After months inside, it’s no surprise that we’ve seen a general decline in the feeling of connectedness. Most of us are also experiencing at least some level of grief, due to the loss of some of our rooted needs as humans.

Loss of attachment, loss of structure, loss of control and loss of future are all contributing to this grief. It’s difficult for donors to think about their legacy when their present day is influx—but with this challenge comes opportunity.

Engaging Your Donors Today

Continued two-way conversations with your donors will spark connection and forge a bond. Picking up the phone, building relationships for their own sake and multichannel campaigns are all tried-and-true means to connect. In addition to these methods, finding new creative ways to enrich your relationships with your donors and prospects is paramount.

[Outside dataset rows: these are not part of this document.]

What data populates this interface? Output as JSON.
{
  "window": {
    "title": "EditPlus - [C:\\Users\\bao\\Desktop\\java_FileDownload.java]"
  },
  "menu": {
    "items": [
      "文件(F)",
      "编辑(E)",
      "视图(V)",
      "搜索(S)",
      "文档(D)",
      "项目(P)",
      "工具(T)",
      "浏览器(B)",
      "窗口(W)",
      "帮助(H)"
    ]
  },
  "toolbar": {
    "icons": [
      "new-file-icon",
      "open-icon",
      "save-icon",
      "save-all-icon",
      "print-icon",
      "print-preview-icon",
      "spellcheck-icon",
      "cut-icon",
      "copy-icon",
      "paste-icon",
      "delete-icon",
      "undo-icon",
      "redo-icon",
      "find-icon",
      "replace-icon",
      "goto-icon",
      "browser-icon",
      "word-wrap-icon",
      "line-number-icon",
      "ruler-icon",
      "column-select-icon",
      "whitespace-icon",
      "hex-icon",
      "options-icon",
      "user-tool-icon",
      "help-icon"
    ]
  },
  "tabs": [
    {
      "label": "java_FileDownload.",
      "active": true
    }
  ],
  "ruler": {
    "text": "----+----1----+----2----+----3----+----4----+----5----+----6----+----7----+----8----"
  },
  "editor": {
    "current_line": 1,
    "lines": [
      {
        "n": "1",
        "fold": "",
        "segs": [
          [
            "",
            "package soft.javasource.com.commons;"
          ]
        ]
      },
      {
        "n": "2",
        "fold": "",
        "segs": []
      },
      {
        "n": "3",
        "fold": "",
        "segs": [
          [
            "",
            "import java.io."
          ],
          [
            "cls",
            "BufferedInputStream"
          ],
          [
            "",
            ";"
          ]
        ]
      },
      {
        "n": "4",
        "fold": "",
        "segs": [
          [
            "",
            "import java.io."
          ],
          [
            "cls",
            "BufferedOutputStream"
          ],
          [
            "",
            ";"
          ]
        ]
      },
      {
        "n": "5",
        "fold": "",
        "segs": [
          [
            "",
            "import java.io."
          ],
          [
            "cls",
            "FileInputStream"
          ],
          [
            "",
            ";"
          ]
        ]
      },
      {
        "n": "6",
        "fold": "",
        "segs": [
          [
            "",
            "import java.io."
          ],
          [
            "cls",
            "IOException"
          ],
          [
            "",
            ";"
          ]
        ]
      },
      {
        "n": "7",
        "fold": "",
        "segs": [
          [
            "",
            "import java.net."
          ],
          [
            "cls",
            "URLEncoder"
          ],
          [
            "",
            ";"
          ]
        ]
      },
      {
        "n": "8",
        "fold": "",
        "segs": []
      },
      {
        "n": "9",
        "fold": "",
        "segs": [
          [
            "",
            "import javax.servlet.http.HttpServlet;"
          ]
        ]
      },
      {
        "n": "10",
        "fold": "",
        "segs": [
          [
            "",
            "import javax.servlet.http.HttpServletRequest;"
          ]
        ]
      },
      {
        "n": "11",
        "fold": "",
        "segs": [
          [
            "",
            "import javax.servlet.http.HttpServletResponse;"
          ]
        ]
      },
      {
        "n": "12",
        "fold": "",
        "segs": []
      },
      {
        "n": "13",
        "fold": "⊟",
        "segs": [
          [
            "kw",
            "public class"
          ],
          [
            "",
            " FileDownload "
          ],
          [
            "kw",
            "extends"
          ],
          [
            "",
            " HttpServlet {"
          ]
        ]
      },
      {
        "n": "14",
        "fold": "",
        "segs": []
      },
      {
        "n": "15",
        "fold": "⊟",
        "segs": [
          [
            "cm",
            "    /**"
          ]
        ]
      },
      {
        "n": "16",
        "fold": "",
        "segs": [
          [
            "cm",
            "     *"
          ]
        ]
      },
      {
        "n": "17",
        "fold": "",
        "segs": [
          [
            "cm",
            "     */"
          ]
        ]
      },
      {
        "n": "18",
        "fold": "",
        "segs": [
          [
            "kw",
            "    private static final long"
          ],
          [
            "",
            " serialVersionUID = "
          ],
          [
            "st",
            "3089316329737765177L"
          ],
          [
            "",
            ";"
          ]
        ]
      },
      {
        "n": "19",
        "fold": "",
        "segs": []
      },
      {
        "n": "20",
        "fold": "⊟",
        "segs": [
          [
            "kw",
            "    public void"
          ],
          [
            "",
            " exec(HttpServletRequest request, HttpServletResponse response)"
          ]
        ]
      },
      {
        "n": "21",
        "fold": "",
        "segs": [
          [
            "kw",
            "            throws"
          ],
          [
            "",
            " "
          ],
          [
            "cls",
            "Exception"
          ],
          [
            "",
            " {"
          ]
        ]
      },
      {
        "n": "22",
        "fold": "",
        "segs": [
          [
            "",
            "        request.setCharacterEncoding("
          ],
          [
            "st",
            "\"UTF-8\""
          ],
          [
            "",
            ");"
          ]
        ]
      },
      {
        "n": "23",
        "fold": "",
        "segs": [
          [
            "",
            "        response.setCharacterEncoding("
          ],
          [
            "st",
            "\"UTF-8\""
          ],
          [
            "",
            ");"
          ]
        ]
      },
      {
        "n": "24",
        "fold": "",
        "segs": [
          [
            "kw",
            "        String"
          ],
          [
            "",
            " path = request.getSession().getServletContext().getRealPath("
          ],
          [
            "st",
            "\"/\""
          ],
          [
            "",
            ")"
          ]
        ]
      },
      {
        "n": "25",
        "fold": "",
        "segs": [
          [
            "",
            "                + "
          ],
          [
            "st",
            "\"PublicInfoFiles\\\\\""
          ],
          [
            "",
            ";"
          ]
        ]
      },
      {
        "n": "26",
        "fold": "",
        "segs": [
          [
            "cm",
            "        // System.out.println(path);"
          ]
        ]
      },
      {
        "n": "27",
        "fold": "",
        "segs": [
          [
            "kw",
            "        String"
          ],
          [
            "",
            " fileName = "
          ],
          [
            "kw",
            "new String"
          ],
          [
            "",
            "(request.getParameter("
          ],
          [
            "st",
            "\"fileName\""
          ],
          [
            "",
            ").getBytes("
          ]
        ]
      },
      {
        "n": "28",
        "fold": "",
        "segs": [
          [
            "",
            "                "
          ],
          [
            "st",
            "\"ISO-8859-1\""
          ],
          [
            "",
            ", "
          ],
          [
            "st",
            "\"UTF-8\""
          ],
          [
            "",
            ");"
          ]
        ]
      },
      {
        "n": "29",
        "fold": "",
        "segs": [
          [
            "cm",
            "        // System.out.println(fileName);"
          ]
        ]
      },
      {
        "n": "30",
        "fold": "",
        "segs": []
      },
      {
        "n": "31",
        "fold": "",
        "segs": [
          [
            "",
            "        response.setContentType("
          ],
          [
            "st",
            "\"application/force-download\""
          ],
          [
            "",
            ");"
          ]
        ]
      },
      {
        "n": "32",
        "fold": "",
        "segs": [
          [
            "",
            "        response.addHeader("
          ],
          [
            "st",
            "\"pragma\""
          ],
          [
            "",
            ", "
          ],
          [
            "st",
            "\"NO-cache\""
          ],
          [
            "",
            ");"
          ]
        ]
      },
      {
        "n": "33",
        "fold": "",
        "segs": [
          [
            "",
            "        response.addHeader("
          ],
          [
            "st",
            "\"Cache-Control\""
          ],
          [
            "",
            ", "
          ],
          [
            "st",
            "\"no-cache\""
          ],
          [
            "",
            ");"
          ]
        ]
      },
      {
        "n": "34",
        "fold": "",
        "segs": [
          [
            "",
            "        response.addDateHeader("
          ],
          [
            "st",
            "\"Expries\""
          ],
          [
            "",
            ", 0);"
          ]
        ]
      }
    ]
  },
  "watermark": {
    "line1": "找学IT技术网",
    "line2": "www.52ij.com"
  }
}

Try some of these ingenious ideas nonprofits have found to be successful:

  • Engage known planned gift donors—Send a personal postcard or even a video in lieu of your in-person annual event. Check out the video we made for our clients, that they loved!
  • Become part of their day-to-day life at home—Try virtual coffee breaks or hosting a Zoom event, like a concert, game night or viewing party of a video pertaining to your mission.
  • Setup virtual “town halls” featuring essential administrators—Keep loyal, long-time donors in the know about how your organization is making an impact right now.
  • Send out content from archives—We’ve seen this work well for theatre organizations, but it can apply to other types of nonprofits as well.
  • Be a trusted advisor and offer assistance—Provide resources that can help them, when they’re ready, with any planning questions.
  • Share stories of the great work your organization has done—When appropriate, highlight examples of the investment donors, like them, have made in the past that are paying off today.
  • Focus on the ‘why’! Planned giving can tend to emphasize the how (i.e., gift vehicles). Now, it’s more critical than ever to focus on why your donors care about your mission, not how they can support.

Above all: Authenticity prevails. Show your human side. This time at home has broken down some professional barriers, and it’s time for us all to take advantage. Move away from corporate lingo and don’t be afraid to use different voices in your
organization other than leadership.

Looking Forward

One thing hasn’t changed: It’s all about the relationships. Nonprofits that remain focused on donor relationships and can look beyond our current situation will emerge with a competitive edge. Use this time to continue to strengthen your bonds with your donors and prospects.

Additional all-important opportunities to connect include:

  • Survey—One of the best tools to create a two-way dialogue with your donors, especially given that face-to-face meetings are on an indefinite hold. Content consumption and interaction are way up since the pandemic hit. Surveys allow you an easy, noninvasive opportunity to extend your discovery.
  • Collaborate with internal teams—There’s never been a better time to team up for blended appeals. Educate and join forces with other giving departments.
  • Keep showcasing your humanity—Want to thank your legacy donors via video? Record a candid video from your computer/phone and send it on its way. In today’s environment, scripted and polished videos can be received as unauthentic, impersonal or simply ‘too corporate.’

And remember: Planned giving is about the journey, not the destination.

While we as fundraisers may have a ‘destination’ in mind (i.e. a specific gift vehicle or gift goal), that’s not what’s most important. What is most important is the donor’s journey, and the experiences they have with you and your organization. Over time, the memories created inspire donors to further extend their values and hard work with a gift that perpetuates those ideas at your organization.